The indigenous Lakota tribe originally called the Badlands “Mako Sica,” which directly translates to “land bad.” It got this name due to the lack of water and exposed rugged terrain. The Badlands are made of soft, sedimentary rock that has been eroded over time due to the arid climate. The area is very susceptible to high winds, which often expose fossils. When French-Canadian fur trappers came to the area, they called the land “les mauvais terres pour traverse” or “bad lands to travel through.”
2. It Used to be a Beachfront Property
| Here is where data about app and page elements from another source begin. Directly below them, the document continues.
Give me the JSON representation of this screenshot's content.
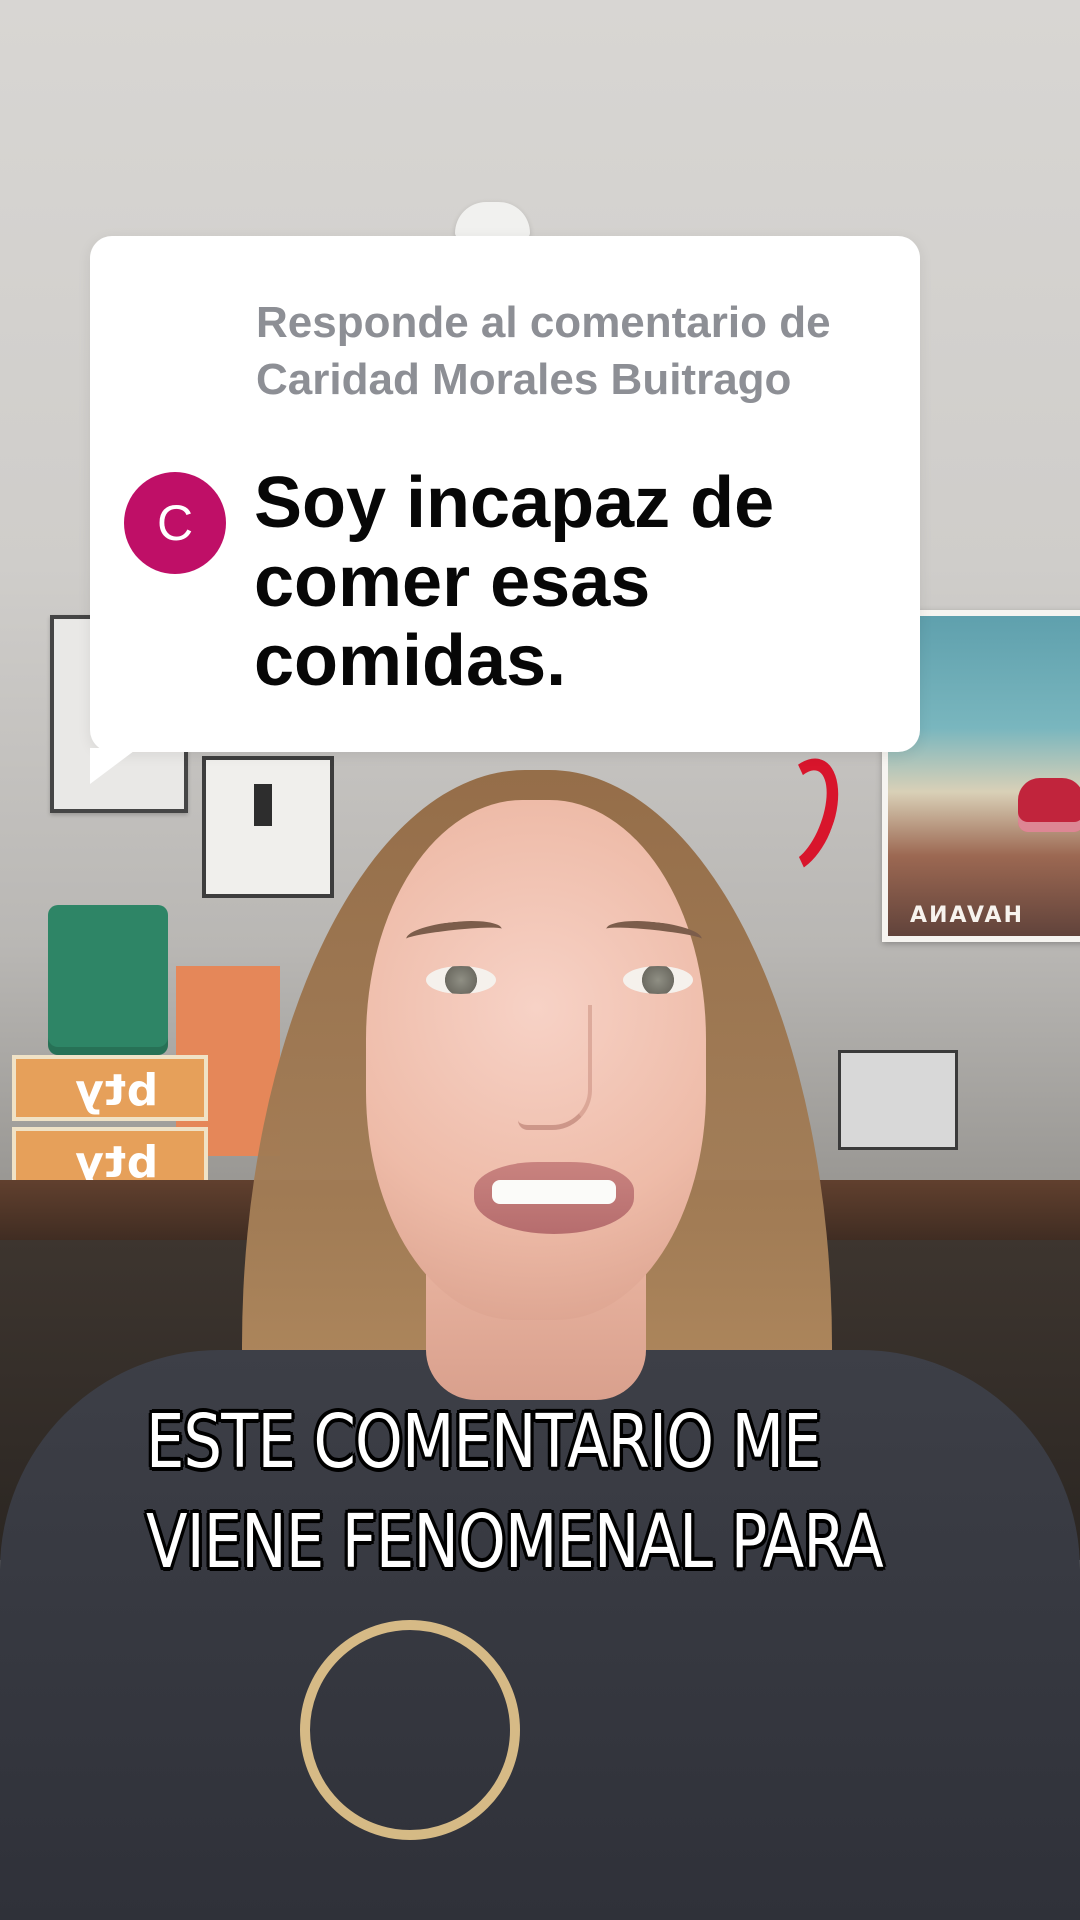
{
  "reply_card": {
    "heading": "Responde al comentario de Caridad Morales Buitrago",
    "avatar_letter": "C",
    "comment": "Soy incapaz de comer esas comidas."
  },
  "scene": {
    "poster_text": "HAVANA",
    "box_text": "bty"
  },
  "caption": {
    "line_1": "ESTE COMENTARIO ME",
    "line_2": "VIENE FENOMENAL PARA"
  },
  "colors": {
    "avatar": "#bf0f67",
    "heading": "#8d8f95",
    "comment": "#070707",
    "caption": "#ffffff",
    "caption_outline": "#000000"
  },
  "icons": {
    "avatar": "comment-author-avatar"
  }
}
Badlands National Park’s landscape began to take its current shape over 69 million years ago. Back then, much of the area was covered by ocean water. When the water receded, the ocean left sedimentary deposits that became rock. Erosion and weathering worked their magic over the next half-million years to create the stunning buttes and pinnacles you see today. These rocks hold the history of not only how this landscape was formed, but also the animals that lived here millions of years ago.
1. It Has a Tumultuous History
Like most of the land in the United States, Badlands National Park has a complicated and sometimes disturbing history. In the 1890s, the United States Army attempted to gain power and remove weapons from the Indigenous Lakota people, specifically the Miniconjou. The Indigenous peoples took part in the Ghost Dance, believing it would return the land to its original, pre-colonial state, but when the 7th Cavalry opened fire, they were left defenseless and close to 300 people died. This historic and disturbing event is known as the Wounded Knee Massacre.